### Source information
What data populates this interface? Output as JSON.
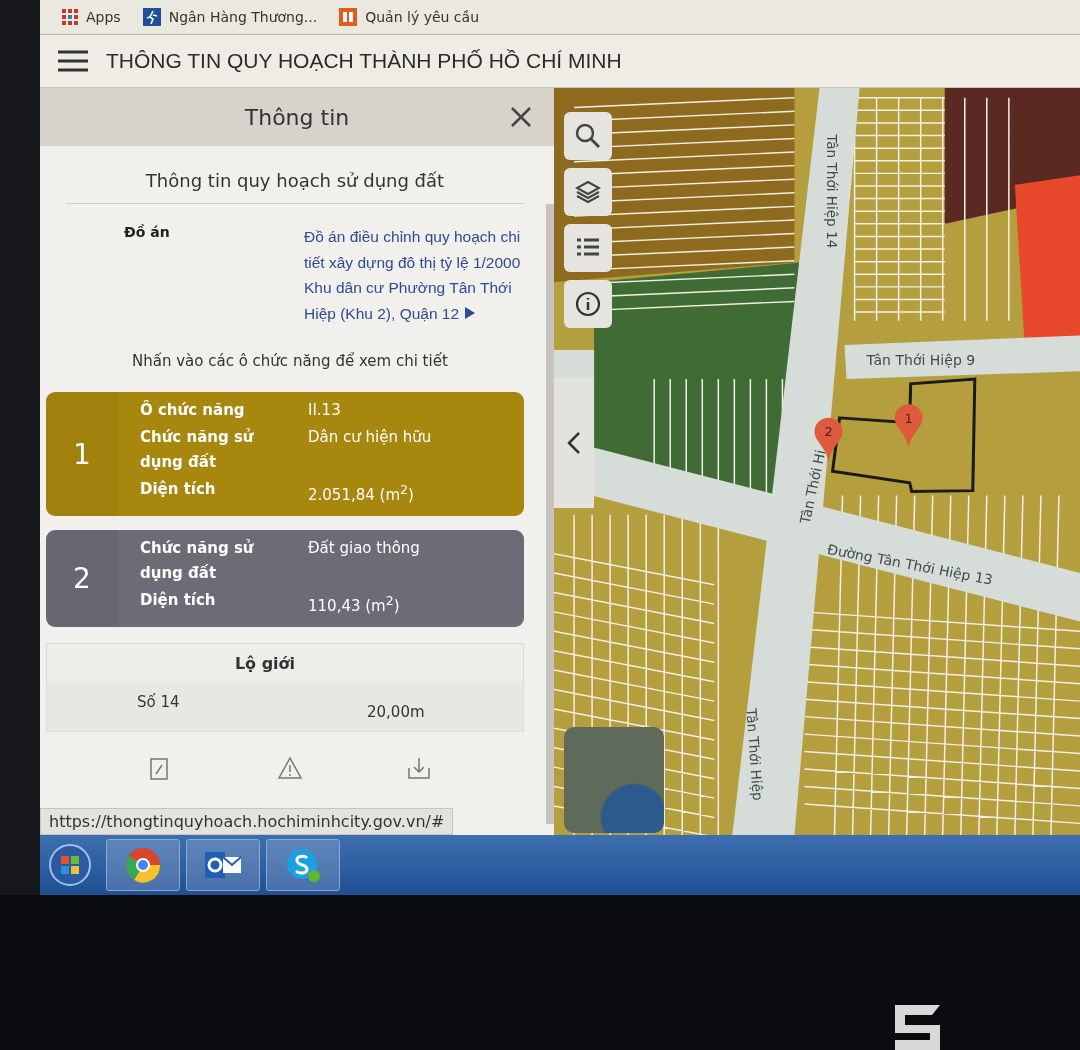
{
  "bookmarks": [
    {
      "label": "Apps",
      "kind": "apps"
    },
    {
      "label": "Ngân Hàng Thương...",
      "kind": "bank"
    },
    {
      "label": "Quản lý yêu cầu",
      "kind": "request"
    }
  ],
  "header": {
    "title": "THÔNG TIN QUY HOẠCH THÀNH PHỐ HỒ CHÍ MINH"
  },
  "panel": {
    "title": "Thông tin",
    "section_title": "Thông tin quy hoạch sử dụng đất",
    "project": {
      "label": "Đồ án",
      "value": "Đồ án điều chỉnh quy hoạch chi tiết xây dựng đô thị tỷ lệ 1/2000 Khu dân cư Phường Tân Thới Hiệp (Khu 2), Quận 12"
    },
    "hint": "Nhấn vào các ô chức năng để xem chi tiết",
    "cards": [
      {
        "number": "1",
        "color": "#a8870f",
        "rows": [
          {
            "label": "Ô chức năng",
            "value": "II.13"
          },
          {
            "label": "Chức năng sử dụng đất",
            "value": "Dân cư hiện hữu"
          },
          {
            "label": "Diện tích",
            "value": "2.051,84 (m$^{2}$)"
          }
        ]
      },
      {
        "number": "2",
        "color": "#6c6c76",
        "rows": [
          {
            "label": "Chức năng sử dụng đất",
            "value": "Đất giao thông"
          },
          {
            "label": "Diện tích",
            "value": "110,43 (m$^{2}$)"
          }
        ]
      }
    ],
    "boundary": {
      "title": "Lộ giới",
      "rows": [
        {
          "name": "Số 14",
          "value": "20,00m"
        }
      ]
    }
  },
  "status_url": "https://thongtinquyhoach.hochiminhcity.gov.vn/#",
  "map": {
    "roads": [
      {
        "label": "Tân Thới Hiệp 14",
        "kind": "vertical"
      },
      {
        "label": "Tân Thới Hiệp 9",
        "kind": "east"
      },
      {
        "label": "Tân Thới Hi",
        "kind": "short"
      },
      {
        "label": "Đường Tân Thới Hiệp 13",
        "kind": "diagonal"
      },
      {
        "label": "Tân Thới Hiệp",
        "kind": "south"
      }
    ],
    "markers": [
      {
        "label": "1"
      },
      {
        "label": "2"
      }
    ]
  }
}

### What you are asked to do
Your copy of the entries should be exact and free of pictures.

### Result for this exercise
What data populates this interface? Output as JSON.
{
  "bookmarks": [
    {
      "label": "Apps",
      "kind": "apps"
    },
    {
      "label": "Ngân Hàng Thương...",
      "kind": "bank"
    },
    {
      "label": "Quản lý yêu cầu",
      "kind": "request"
    }
  ],
  "header": {
    "title": "THÔNG TIN QUY HOẠCH THÀNH PHỐ HỒ CHÍ MINH"
  },
  "panel": {
    "title": "Thông tin",
    "section_title": "Thông tin quy hoạch sử dụng đất",
    "project": {
      "label": "Đồ án",
      "value": "Đồ án điều chỉnh quy hoạch chi tiết xây dựng đô thị tỷ lệ 1/2000 Khu dân cư Phường Tân Thới Hiệp (Khu 2), Quận 12"
    },
    "hint": "Nhấn vào các ô chức năng để xem chi tiết",
    "cards": [
      {
        "number": "1",
        "color": "#a8870f",
        "rows": [
          {
            "label": "Ô chức năng",
            "value": "II.13"
          },
          {
            "label": "Chức năng sử dụng đất",
            "value": "Dân cư hiện hữu"
          },
          {
            "label": "Diện tích",
            "value": "2.051,84 (m$^{2}$)"
          }
        ]
      },
      {
        "number": "2",
        "color": "#6c6c76",
        "rows": [
          {
            "label": "Chức năng sử dụng đất",
            "value": "Đất giao thông"
          },
          {
            "label": "Diện tích",
            "value": "110,43 (m$^{2}$)"
          }
        ]
      }
    ],
    "boundary": {
      "title": "Lộ giới",
      "rows": [
        {
          "name": "Số 14",
          "value": "20,00m"
        }
      ]
    }
  },
  "status_url": "https://thongtinquyhoach.hochiminhcity.gov.vn/#",
  "map": {
    "roads": [
      {
        "label": "Tân Thới Hiệp 14",
        "kind": "vertical"
      },
      {
        "label": "Tân Thới Hiệp 9",
        "kind": "east"
      },
      {
        "label": "Tân Thới Hi",
        "kind": "short"
      },
      {
        "label": "Đường Tân Thới Hiệp 13",
        "kind": "diagonal"
      },
      {
        "label": "Tân Thới Hiệp",
        "kind": "south"
      }
    ],
    "markers": [
      {
        "label": "1"
      },
      {
        "label": "2"
      }
    ]
  }
}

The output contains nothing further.